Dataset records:
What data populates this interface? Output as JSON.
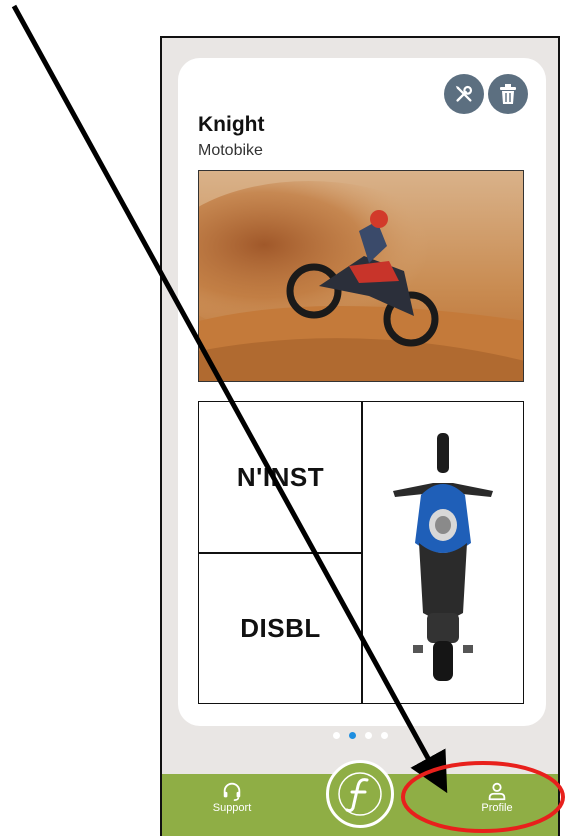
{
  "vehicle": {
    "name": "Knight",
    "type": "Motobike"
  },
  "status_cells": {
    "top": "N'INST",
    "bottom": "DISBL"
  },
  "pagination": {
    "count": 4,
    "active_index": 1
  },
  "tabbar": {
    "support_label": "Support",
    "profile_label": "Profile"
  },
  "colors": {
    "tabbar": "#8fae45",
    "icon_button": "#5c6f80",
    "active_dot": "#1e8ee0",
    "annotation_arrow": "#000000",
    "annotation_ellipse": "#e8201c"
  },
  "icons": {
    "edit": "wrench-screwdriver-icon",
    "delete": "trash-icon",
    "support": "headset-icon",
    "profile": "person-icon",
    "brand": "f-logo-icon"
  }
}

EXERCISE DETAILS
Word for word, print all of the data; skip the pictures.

TASK OUTPUT
What data populates this interface? Output as JSON.
{
  "vehicle": {
    "name": "Knight",
    "type": "Motobike"
  },
  "status_cells": {
    "top": "N'INST",
    "bottom": "DISBL"
  },
  "pagination": {
    "count": 4,
    "active_index": 1
  },
  "tabbar": {
    "support_label": "Support",
    "profile_label": "Profile"
  },
  "colors": {
    "tabbar": "#8fae45",
    "icon_button": "#5c6f80",
    "active_dot": "#1e8ee0",
    "annotation_arrow": "#000000",
    "annotation_ellipse": "#e8201c"
  },
  "icons": {
    "edit": "wrench-screwdriver-icon",
    "delete": "trash-icon",
    "support": "headset-icon",
    "profile": "person-icon",
    "brand": "f-logo-icon"
  }
}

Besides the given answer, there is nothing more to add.